Monday, April 19, 2010

Williamsburg, VA

I do not think I have ever met anyone who did not like the town of Williamsburg, Virginia after visiting there.  It is Disney World for American history buffs.  It is Disney World for middle class history buffs.  Most of the food and shopping are expensive, although, with care, it can be done economically. The historic area was surrounded by children from private schools on spring holiday.  I was there recently for a two-day garden seminar.  Something we elitists do when spring arrives and we have planted all that we dare to before the last frost date.

There is nothing more entertaining for a husband than following sensible women with sensible haircuts in sensible shoes around sensible historic gardens all afternoon.  There was some variety in attendance as some of the women attending were those charming 'Southern Bells' who wear lovely hats, Town and Country clothes and nice jewelry.  They knew and were willing to share their knowledge of the scientific names of most of the plants with a maple syrup accent as their fragile husbands in nice suits stood quietly by... my, my!  Even more exotic, the weather was perfect!

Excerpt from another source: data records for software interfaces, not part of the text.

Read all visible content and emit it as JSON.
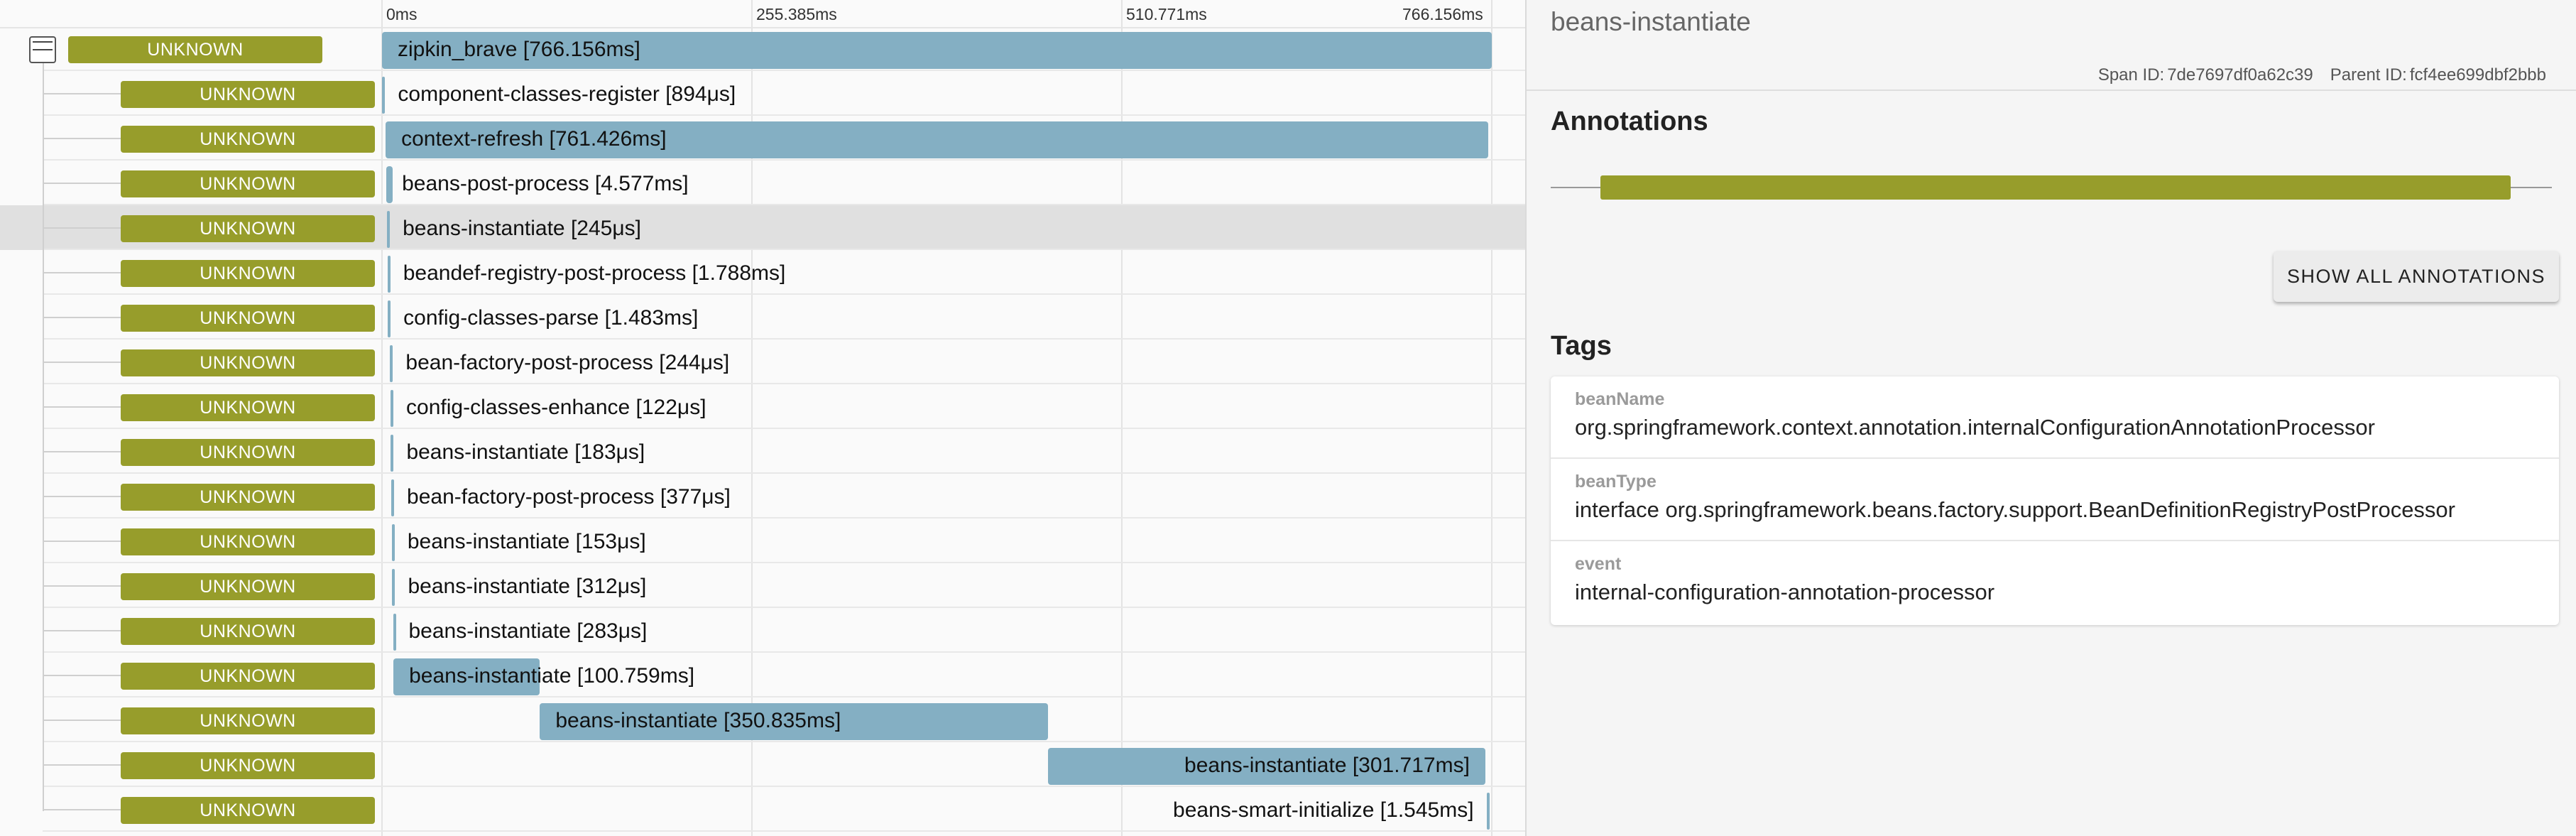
{
  "axis": {
    "ticks": [
      {
        "label": "0ms"
      },
      {
        "label": "255.385ms"
      },
      {
        "label": "510.771ms"
      },
      {
        "label": "766.156ms"
      }
    ]
  },
  "spans": [
    {
      "service": "UNKNOWN",
      "label": "zipkin_brave [766.156ms]",
      "start_ms": 0,
      "duration_ms": 766.156,
      "depth": 0,
      "selected": false
    },
    {
      "service": "UNKNOWN",
      "label": "component-classes-register [894μs]",
      "start_ms": 0.2,
      "duration_ms": 0.894,
      "depth": 1,
      "selected": false
    },
    {
      "service": "UNKNOWN",
      "label": "context-refresh [761.426ms]",
      "start_ms": 2.5,
      "duration_ms": 761.426,
      "depth": 1,
      "selected": false
    },
    {
      "service": "UNKNOWN",
      "label": "beans-post-process [4.577ms]",
      "start_ms": 3.0,
      "duration_ms": 4.577,
      "depth": 1,
      "selected": false
    },
    {
      "service": "UNKNOWN",
      "label": "beans-instantiate [245μs]",
      "start_ms": 3.5,
      "duration_ms": 0.245,
      "depth": 1,
      "selected": true
    },
    {
      "service": "UNKNOWN",
      "label": "beandef-registry-post-process [1.788ms]",
      "start_ms": 3.8,
      "duration_ms": 1.788,
      "depth": 1,
      "selected": false
    },
    {
      "service": "UNKNOWN",
      "label": "config-classes-parse [1.483ms]",
      "start_ms": 4.0,
      "duration_ms": 1.483,
      "depth": 1,
      "selected": false
    },
    {
      "service": "UNKNOWN",
      "label": "bean-factory-post-process [244μs]",
      "start_ms": 5.6,
      "duration_ms": 0.244,
      "depth": 1,
      "selected": false
    },
    {
      "service": "UNKNOWN",
      "label": "config-classes-enhance [122μs]",
      "start_ms": 5.9,
      "duration_ms": 0.122,
      "depth": 1,
      "selected": false
    },
    {
      "service": "UNKNOWN",
      "label": "beans-instantiate [183μs]",
      "start_ms": 6.1,
      "duration_ms": 0.183,
      "depth": 1,
      "selected": false
    },
    {
      "service": "UNKNOWN",
      "label": "bean-factory-post-process [377μs]",
      "start_ms": 6.4,
      "duration_ms": 0.377,
      "depth": 1,
      "selected": false
    },
    {
      "service": "UNKNOWN",
      "label": "beans-instantiate [153μs]",
      "start_ms": 6.8,
      "duration_ms": 0.153,
      "depth": 1,
      "selected": false
    },
    {
      "service": "UNKNOWN",
      "label": "beans-instantiate [312μs]",
      "start_ms": 7.1,
      "duration_ms": 0.312,
      "depth": 1,
      "selected": false
    },
    {
      "service": "UNKNOWN",
      "label": "beans-instantiate [283μs]",
      "start_ms": 7.6,
      "duration_ms": 0.283,
      "depth": 1,
      "selected": false
    },
    {
      "service": "UNKNOWN",
      "label": "beans-instantiate [100.759ms]",
      "start_ms": 7.9,
      "duration_ms": 100.759,
      "depth": 1,
      "selected": false
    },
    {
      "service": "UNKNOWN",
      "label": "beans-instantiate [350.835ms]",
      "start_ms": 109.0,
      "duration_ms": 350.835,
      "depth": 1,
      "selected": false
    },
    {
      "service": "UNKNOWN",
      "label": "beans-instantiate [301.717ms]",
      "start_ms": 460.0,
      "duration_ms": 301.717,
      "depth": 1,
      "selected": false
    },
    {
      "service": "UNKNOWN",
      "label": "beans-smart-initialize [1.545ms]",
      "start_ms": 762.5,
      "duration_ms": 1.545,
      "depth": 1,
      "selected": false
    }
  ],
  "detail": {
    "title": "beans-instantiate",
    "span_id_label": "Span ID:",
    "span_id": "7de7697df0a62c39",
    "parent_id_label": "Parent ID:",
    "parent_id": "fcf4ee699dbf2bbb",
    "annotations_title": "Annotations",
    "show_all_label": "SHOW ALL ANNOTATIONS",
    "tags_title": "Tags",
    "tags": [
      {
        "key": "beanName",
        "value": "org.springframework.context.annotation.internalConfigurationAnnotationProcessor"
      },
      {
        "key": "beanType",
        "value": "interface org.springframework.beans.factory.support.BeanDefinitionRegistryPostProcessor"
      },
      {
        "key": "event",
        "value": "internal-configuration-annotation-processor"
      }
    ]
  },
  "colors": {
    "service_badge": "#979d2b",
    "span_bar": "#84afc3",
    "selected_row": "#e0e0e0"
  }
}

The historic district is romantically and accurately preserved with lots of Colonial architecture, some winding lanes, staff in Colonial dress doing Colonial era activities and or staffing the many cutesy little shops.  We bought two of the Early American jar birdhouses for our fence posts.  Did I mention that being there in the spring is wonderful?

Unfortunately, our favorite (and expensive) restaurant, The Trellis, was closed for renovation.  This is the restaurant that produced the famous Death by Chocolate dessert that has been mimicked by every high-end restaurant on the East Coast the last few years.  Fortunately we found plenty of other good places to eat.

On the last day, I found a true treasure.  There is a very small used bookstore called Mermaid Books located beneath a wine/deli restaurant on a side street off the Market Square.  Before this trip I did not know of its existence.  We had a long lunch hour to fill and were perusing the shelves for some good historic references on plants and gardening, stimulated by the recent lecture we had heard, when I came across this!

The bookstore owner actually hesitated in selling it to me.  He hemmed and hawed and then felt he must have another copy in the back, because he had planned on scanning it for the wonderful woodcut illustrations inside.  I told him to let me buy it and he could mail it to me when he was done scanning it.  He finally relented and let me purchase it then and there.  Now I will see if the memory of enjoying reading this book when I was much younger still holds true.  Have any of you ever read this book of fantasy? It is a male's version of a romance.  It is not copyrighted in the U.S. and is downloadable at the following URL, if your are interested.

Or you can search the title and find it online in several places.

Friday, September 11, 2009

Tag, Your It

Darlene tagged me for a meme. I do not usually play along with these, being a bit of a spoil sport,but Darlene has a most compelling blog, so I will do so. In addition, I actually played this meme once before...but it was on Facebook and I was reading All Fishermen are Liars. The rules are to pick the book nearest to you, turn to page 161 and copy the fifth sentence.

I will post the meme from the book closest to me right now...I am not actually reading it as it is a reference tool published in 1999 and already out-dated, Real World Digital Photography by McClelland and Eismann:
  • "a 2MB board provides 16 million colors up to 800 by 600 pixels (or 832 by 624 pixels on the Mac). If you raise the resolution of the monitor above that, you have to drop the number of colors that can be displayed at a time to 32,000 or fewer."
The book(s) that sit on my end table near my bed and which I am currently reading actually are:

From Onions to Pearls by Satyam Nadeen, a kind of weird book about awakening. I don't know if I am going to like it or not. Bought it at a used book sale.
Outliers by Malcom Gladwell. Another good book of his; this one is about demographics and genetics and the luck of the draw.

(And, of course, anyone who wants to play along, please do so.)